Following on from my previous post, take a look at the two figures below. They show how students’ overall score on an iCMA varied with the date they submitted. These figures are for the same two assignments as in the previous post (very similar assignments, rather different students).
The top figure (above) is depressingly familiar. The students who submit early all do very well – they probably didn’t need to study the module at all! The rest are rushing to get the assignment done, just before the due date – and lots of them don’t do very well.
I am very pleased with the lower figure. Here students are doing the assignment steadily all the while it is available – and with the exception of a small number who were probably prompted to have a go on the due date by a reminder email we sent, they do pretty similarly, irrespective of when they submitted.

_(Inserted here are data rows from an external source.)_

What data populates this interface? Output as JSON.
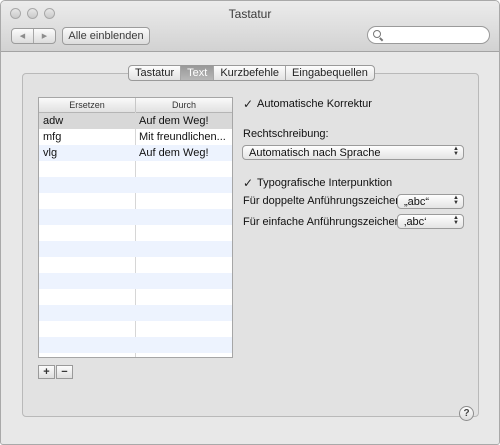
{
  "window": {
    "title": "Tastatur"
  },
  "toolbar": {
    "back_icon": "◀",
    "forward_icon": "▶",
    "show_all_label": "Alle einblenden",
    "search_value": ""
  },
  "tabs": [
    {
      "label": "Tastatur"
    },
    {
      "label": "Text"
    },
    {
      "label": "Kurzbefehle"
    },
    {
      "label": "Eingabequellen"
    }
  ],
  "replacement_table": {
    "col_replace": "Ersetzen",
    "col_with": "Durch",
    "rows": [
      {
        "replace": "adw",
        "with": "Auf dem Weg!"
      },
      {
        "replace": "mfg",
        "with": "Mit freundlichen..."
      },
      {
        "replace": "vlg",
        "with": "Auf dem Weg!"
      }
    ]
  },
  "add_label": "+",
  "remove_label": "−",
  "options": {
    "autocorrect": {
      "check": "✓",
      "label": "Automatische Korrektur"
    },
    "spelling_label": "Rechtschreibung:",
    "spelling_value": "Automatisch nach Sprache",
    "smart_punct": {
      "check": "✓",
      "label": "Typografische Interpunktion"
    },
    "double_quotes_label": "Für doppelte Anführungszeichen",
    "double_quotes_value": "„abc“",
    "single_quotes_label": "Für einfache Anführungszeichen",
    "single_quotes_value": "‚abc‘"
  },
  "help_label": "?"
}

This is how assignments should perform!
I’m aware that my interpretation may seem simplistic, but we have other evidence that the first batch of students are overcommitted – they are also younger and have lower previous qualifications – so it all fits.
Finally, following yesterday’s JISC webinar on learning analytics I’m beginning to think that this is how I should be describing the work that I’ve previously categorised as ‘Question analysis’ and ‘Student engagement’. However we describe this sort of analysis, we must do more of it – it’s powerful stuff.